My other close friend posted this; it is spot on where my heart is at: “I’ll explain real quick…if you or I had a family member fall victim to Cancer and you or I wrote #CancerSucks…nobody would counter that and say#AllDiseasesSuck. If I said #HappyMothersDay on Mothers Day, it’d be a little strange to say #AllParentsMatter as a response. If I say Cancer Sucks…it isn’t saying other diseases don’t suck. It is bringing awareness to a specific disease that is affecting me that I need help and/or attention with. If I say Happy Mother’s Day…it doesn’t mean I don’t appreciate Fathers…it is me showing appreciation specifically for my mom or mother’s in general.#BlackLivesMatter isn’t saying your life or any other life doesn’t matter. It is saying this Cancer Sucks!! And I/We need help and/or attention!! It is bringing attention to what is hurting. If you have multiple kids, and a child felt forgotten or neglected, it is OK and EXPECTED to single them out and let them know they matter, that you LOVE them. That doesn’t mean you don’t care about the others. We are all God’s children, so when your brothers and sisters are telling you #WeMatter….it’d be better to say yes you do and I LOVE YOU instead of countering it.”

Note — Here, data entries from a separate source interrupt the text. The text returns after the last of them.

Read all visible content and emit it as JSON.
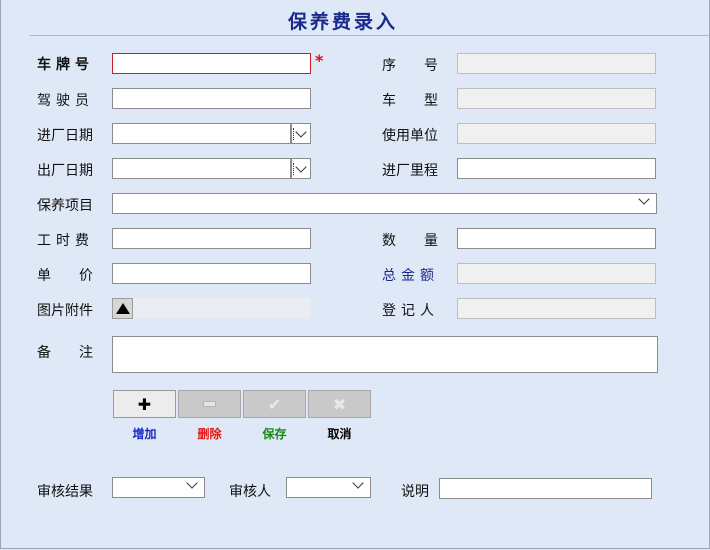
{
  "title": "保养费录入",
  "form": {
    "plate_label": "车牌号",
    "required_mark": "*",
    "driver_label": "驾驶员",
    "entry_date_label": "进厂日期",
    "exit_date_label": "出厂日期",
    "item_label": "保养项目",
    "labor_label": "工时费",
    "unit_price_label": "单价",
    "attachment_label": "图片附件",
    "remark_label": "备注",
    "seq_label": "序号",
    "model_label": "车型",
    "user_unit_label": "使用单位",
    "entry_mileage_label": "进厂里程",
    "qty_label": "数量",
    "total_label": "总金额",
    "recorder_label": "登记人"
  },
  "toolbar": {
    "add_label": "增加",
    "delete_label": "删除",
    "save_label": "保存",
    "cancel_label": "取消",
    "add_color": "#1a2ac8",
    "delete_color": "#e01818",
    "save_color": "#168a16",
    "cancel_color": "#000000",
    "add_icon": "plus-icon",
    "delete_icon": "minus-icon",
    "save_icon": "check-icon",
    "cancel_icon": "x-icon"
  },
  "review": {
    "result_label": "审核结果",
    "reviewer_label": "审核人",
    "note_label": "说明"
  },
  "colors": {
    "background": "#dfe8f6",
    "title": "#1a2a8c",
    "required": "#d01010"
  }
}
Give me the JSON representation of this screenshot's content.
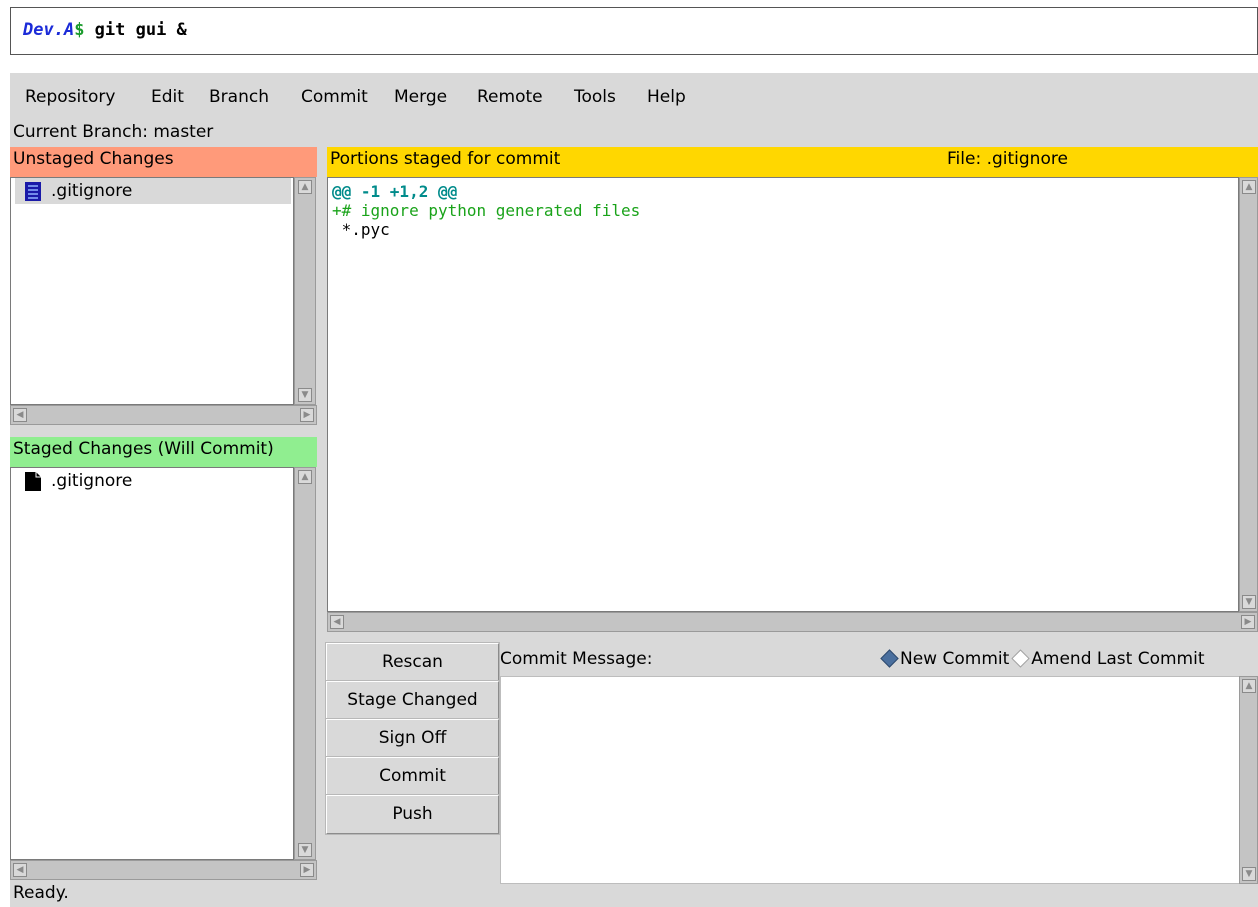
{
  "terminal": {
    "host": "Dev.A",
    "prompt": "$",
    "command": " git gui &"
  },
  "menubar": [
    "Repository",
    "Edit",
    "Branch",
    "Commit",
    "Merge",
    "Remote",
    "Tools",
    "Help"
  ],
  "current_branch": "Current Branch: master",
  "unstaged": {
    "header": "Unstaged Changes",
    "files": [
      ".gitignore"
    ],
    "header_color": "#ff9a7a"
  },
  "staged": {
    "header": "Staged Changes (Will Commit)",
    "files": [
      ".gitignore"
    ],
    "header_color": "#90ee90"
  },
  "diff": {
    "header_left": "Portions staged for commit",
    "header_right": "File: .gitignore",
    "header_color": "#ffd700",
    "lines": [
      {
        "text": "@@ -1 +1,2 @@",
        "color": "#008b8b",
        "bold": true
      },
      {
        "text": "+# ignore python generated files",
        "color": "#1aa31a",
        "bold": false
      },
      {
        "text": " *.pyc",
        "color": "#000000",
        "bold": false
      }
    ]
  },
  "commit": {
    "label": "Commit Message:",
    "radio_new": "New Commit",
    "radio_amend": "Amend Last Commit",
    "selected": "New Commit",
    "message": ""
  },
  "buttons": [
    "Rescan",
    "Stage Changed",
    "Sign Off",
    "Commit",
    "Push"
  ],
  "status": "Ready."
}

Friends, can we put down our defenses and vulnerably try to place ourselves in the shoes of others? It’s heart-risky imagining being a cop in the US: how freaking scary right now. It’s also heart-risky imagining being [specifically] a black male in the US: how freaking scary. Its uncomfortable to admit there is racism, injustice, cruel meaningless violence. I do not know what it is like to send my husband off fearing for his life day after day, when his job and duty and heart is to protect others. I also can’t begin to imagine or understand how emotionally exhausting it must be to wear color on my skin.
But I will keep learning, keep asking ignorant questions, and keep talking. I will pursue more friendships with people of color. I will mess up, a lot. I will and have said stupid things. I so want to learn to love well, especially in the face of tragedy: if I do not love well, what purpose and meaning does my life have?
Last night our almost-6 month little man woke up ready to party at 11 pm. Husband had just gotten home from a 10+ hour day of work. I was feeding our 3 week little man so it was up to Daddy, like it has been for 3 weeks, to care for and comfort our first born.